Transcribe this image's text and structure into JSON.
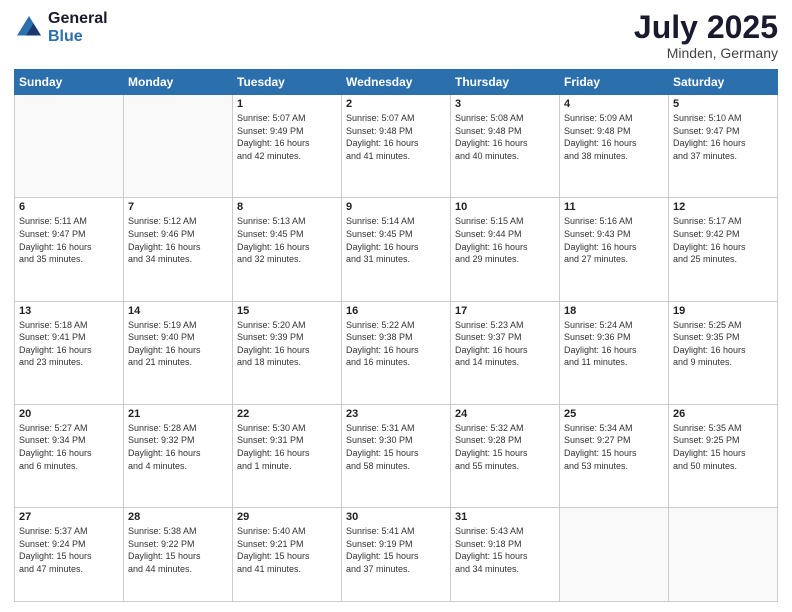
{
  "logo": {
    "line1": "General",
    "line2": "Blue"
  },
  "title": "July 2025",
  "location": "Minden, Germany",
  "weekdays": [
    "Sunday",
    "Monday",
    "Tuesday",
    "Wednesday",
    "Thursday",
    "Friday",
    "Saturday"
  ],
  "weeks": [
    [
      {
        "day": "",
        "info": ""
      },
      {
        "day": "",
        "info": ""
      },
      {
        "day": "1",
        "info": "Sunrise: 5:07 AM\nSunset: 9:49 PM\nDaylight: 16 hours\nand 42 minutes."
      },
      {
        "day": "2",
        "info": "Sunrise: 5:07 AM\nSunset: 9:48 PM\nDaylight: 16 hours\nand 41 minutes."
      },
      {
        "day": "3",
        "info": "Sunrise: 5:08 AM\nSunset: 9:48 PM\nDaylight: 16 hours\nand 40 minutes."
      },
      {
        "day": "4",
        "info": "Sunrise: 5:09 AM\nSunset: 9:48 PM\nDaylight: 16 hours\nand 38 minutes."
      },
      {
        "day": "5",
        "info": "Sunrise: 5:10 AM\nSunset: 9:47 PM\nDaylight: 16 hours\nand 37 minutes."
      }
    ],
    [
      {
        "day": "6",
        "info": "Sunrise: 5:11 AM\nSunset: 9:47 PM\nDaylight: 16 hours\nand 35 minutes."
      },
      {
        "day": "7",
        "info": "Sunrise: 5:12 AM\nSunset: 9:46 PM\nDaylight: 16 hours\nand 34 minutes."
      },
      {
        "day": "8",
        "info": "Sunrise: 5:13 AM\nSunset: 9:45 PM\nDaylight: 16 hours\nand 32 minutes."
      },
      {
        "day": "9",
        "info": "Sunrise: 5:14 AM\nSunset: 9:45 PM\nDaylight: 16 hours\nand 31 minutes."
      },
      {
        "day": "10",
        "info": "Sunrise: 5:15 AM\nSunset: 9:44 PM\nDaylight: 16 hours\nand 29 minutes."
      },
      {
        "day": "11",
        "info": "Sunrise: 5:16 AM\nSunset: 9:43 PM\nDaylight: 16 hours\nand 27 minutes."
      },
      {
        "day": "12",
        "info": "Sunrise: 5:17 AM\nSunset: 9:42 PM\nDaylight: 16 hours\nand 25 minutes."
      }
    ],
    [
      {
        "day": "13",
        "info": "Sunrise: 5:18 AM\nSunset: 9:41 PM\nDaylight: 16 hours\nand 23 minutes."
      },
      {
        "day": "14",
        "info": "Sunrise: 5:19 AM\nSunset: 9:40 PM\nDaylight: 16 hours\nand 21 minutes."
      },
      {
        "day": "15",
        "info": "Sunrise: 5:20 AM\nSunset: 9:39 PM\nDaylight: 16 hours\nand 18 minutes."
      },
      {
        "day": "16",
        "info": "Sunrise: 5:22 AM\nSunset: 9:38 PM\nDaylight: 16 hours\nand 16 minutes."
      },
      {
        "day": "17",
        "info": "Sunrise: 5:23 AM\nSunset: 9:37 PM\nDaylight: 16 hours\nand 14 minutes."
      },
      {
        "day": "18",
        "info": "Sunrise: 5:24 AM\nSunset: 9:36 PM\nDaylight: 16 hours\nand 11 minutes."
      },
      {
        "day": "19",
        "info": "Sunrise: 5:25 AM\nSunset: 9:35 PM\nDaylight: 16 hours\nand 9 minutes."
      }
    ],
    [
      {
        "day": "20",
        "info": "Sunrise: 5:27 AM\nSunset: 9:34 PM\nDaylight: 16 hours\nand 6 minutes."
      },
      {
        "day": "21",
        "info": "Sunrise: 5:28 AM\nSunset: 9:32 PM\nDaylight: 16 hours\nand 4 minutes."
      },
      {
        "day": "22",
        "info": "Sunrise: 5:30 AM\nSunset: 9:31 PM\nDaylight: 16 hours\nand 1 minute."
      },
      {
        "day": "23",
        "info": "Sunrise: 5:31 AM\nSunset: 9:30 PM\nDaylight: 15 hours\nand 58 minutes."
      },
      {
        "day": "24",
        "info": "Sunrise: 5:32 AM\nSunset: 9:28 PM\nDaylight: 15 hours\nand 55 minutes."
      },
      {
        "day": "25",
        "info": "Sunrise: 5:34 AM\nSunset: 9:27 PM\nDaylight: 15 hours\nand 53 minutes."
      },
      {
        "day": "26",
        "info": "Sunrise: 5:35 AM\nSunset: 9:25 PM\nDaylight: 15 hours\nand 50 minutes."
      }
    ],
    [
      {
        "day": "27",
        "info": "Sunrise: 5:37 AM\nSunset: 9:24 PM\nDaylight: 15 hours\nand 47 minutes."
      },
      {
        "day": "28",
        "info": "Sunrise: 5:38 AM\nSunset: 9:22 PM\nDaylight: 15 hours\nand 44 minutes."
      },
      {
        "day": "29",
        "info": "Sunrise: 5:40 AM\nSunset: 9:21 PM\nDaylight: 15 hours\nand 41 minutes."
      },
      {
        "day": "30",
        "info": "Sunrise: 5:41 AM\nSunset: 9:19 PM\nDaylight: 15 hours\nand 37 minutes."
      },
      {
        "day": "31",
        "info": "Sunrise: 5:43 AM\nSunset: 9:18 PM\nDaylight: 15 hours\nand 34 minutes."
      },
      {
        "day": "",
        "info": ""
      },
      {
        "day": "",
        "info": ""
      }
    ]
  ]
}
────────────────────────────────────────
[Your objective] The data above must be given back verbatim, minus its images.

[Result for this exercise]
Transcribe this image's text and structure into JSON.
{
  "logo": {
    "line1": "General",
    "line2": "Blue"
  },
  "title": "July 2025",
  "location": "Minden, Germany",
  "weekdays": [
    "Sunday",
    "Monday",
    "Tuesday",
    "Wednesday",
    "Thursday",
    "Friday",
    "Saturday"
  ],
  "weeks": [
    [
      {
        "day": "",
        "info": ""
      },
      {
        "day": "",
        "info": ""
      },
      {
        "day": "1",
        "info": "Sunrise: 5:07 AM\nSunset: 9:49 PM\nDaylight: 16 hours\nand 42 minutes."
      },
      {
        "day": "2",
        "info": "Sunrise: 5:07 AM\nSunset: 9:48 PM\nDaylight: 16 hours\nand 41 minutes."
      },
      {
        "day": "3",
        "info": "Sunrise: 5:08 AM\nSunset: 9:48 PM\nDaylight: 16 hours\nand 40 minutes."
      },
      {
        "day": "4",
        "info": "Sunrise: 5:09 AM\nSunset: 9:48 PM\nDaylight: 16 hours\nand 38 minutes."
      },
      {
        "day": "5",
        "info": "Sunrise: 5:10 AM\nSunset: 9:47 PM\nDaylight: 16 hours\nand 37 minutes."
      }
    ],
    [
      {
        "day": "6",
        "info": "Sunrise: 5:11 AM\nSunset: 9:47 PM\nDaylight: 16 hours\nand 35 minutes."
      },
      {
        "day": "7",
        "info": "Sunrise: 5:12 AM\nSunset: 9:46 PM\nDaylight: 16 hours\nand 34 minutes."
      },
      {
        "day": "8",
        "info": "Sunrise: 5:13 AM\nSunset: 9:45 PM\nDaylight: 16 hours\nand 32 minutes."
      },
      {
        "day": "9",
        "info": "Sunrise: 5:14 AM\nSunset: 9:45 PM\nDaylight: 16 hours\nand 31 minutes."
      },
      {
        "day": "10",
        "info": "Sunrise: 5:15 AM\nSunset: 9:44 PM\nDaylight: 16 hours\nand 29 minutes."
      },
      {
        "day": "11",
        "info": "Sunrise: 5:16 AM\nSunset: 9:43 PM\nDaylight: 16 hours\nand 27 minutes."
      },
      {
        "day": "12",
        "info": "Sunrise: 5:17 AM\nSunset: 9:42 PM\nDaylight: 16 hours\nand 25 minutes."
      }
    ],
    [
      {
        "day": "13",
        "info": "Sunrise: 5:18 AM\nSunset: 9:41 PM\nDaylight: 16 hours\nand 23 minutes."
      },
      {
        "day": "14",
        "info": "Sunrise: 5:19 AM\nSunset: 9:40 PM\nDaylight: 16 hours\nand 21 minutes."
      },
      {
        "day": "15",
        "info": "Sunrise: 5:20 AM\nSunset: 9:39 PM\nDaylight: 16 hours\nand 18 minutes."
      },
      {
        "day": "16",
        "info": "Sunrise: 5:22 AM\nSunset: 9:38 PM\nDaylight: 16 hours\nand 16 minutes."
      },
      {
        "day": "17",
        "info": "Sunrise: 5:23 AM\nSunset: 9:37 PM\nDaylight: 16 hours\nand 14 minutes."
      },
      {
        "day": "18",
        "info": "Sunrise: 5:24 AM\nSunset: 9:36 PM\nDaylight: 16 hours\nand 11 minutes."
      },
      {
        "day": "19",
        "info": "Sunrise: 5:25 AM\nSunset: 9:35 PM\nDaylight: 16 hours\nand 9 minutes."
      }
    ],
    [
      {
        "day": "20",
        "info": "Sunrise: 5:27 AM\nSunset: 9:34 PM\nDaylight: 16 hours\nand 6 minutes."
      },
      {
        "day": "21",
        "info": "Sunrise: 5:28 AM\nSunset: 9:32 PM\nDaylight: 16 hours\nand 4 minutes."
      },
      {
        "day": "22",
        "info": "Sunrise: 5:30 AM\nSunset: 9:31 PM\nDaylight: 16 hours\nand 1 minute."
      },
      {
        "day": "23",
        "info": "Sunrise: 5:31 AM\nSunset: 9:30 PM\nDaylight: 15 hours\nand 58 minutes."
      },
      {
        "day": "24",
        "info": "Sunrise: 5:32 AM\nSunset: 9:28 PM\nDaylight: 15 hours\nand 55 minutes."
      },
      {
        "day": "25",
        "info": "Sunrise: 5:34 AM\nSunset: 9:27 PM\nDaylight: 15 hours\nand 53 minutes."
      },
      {
        "day": "26",
        "info": "Sunrise: 5:35 AM\nSunset: 9:25 PM\nDaylight: 15 hours\nand 50 minutes."
      }
    ],
    [
      {
        "day": "27",
        "info": "Sunrise: 5:37 AM\nSunset: 9:24 PM\nDaylight: 15 hours\nand 47 minutes."
      },
      {
        "day": "28",
        "info": "Sunrise: 5:38 AM\nSunset: 9:22 PM\nDaylight: 15 hours\nand 44 minutes."
      },
      {
        "day": "29",
        "info": "Sunrise: 5:40 AM\nSunset: 9:21 PM\nDaylight: 15 hours\nand 41 minutes."
      },
      {
        "day": "30",
        "info": "Sunrise: 5:41 AM\nSunset: 9:19 PM\nDaylight: 15 hours\nand 37 minutes."
      },
      {
        "day": "31",
        "info": "Sunrise: 5:43 AM\nSunset: 9:18 PM\nDaylight: 15 hours\nand 34 minutes."
      },
      {
        "day": "",
        "info": ""
      },
      {
        "day": "",
        "info": ""
      }
    ]
  ]
}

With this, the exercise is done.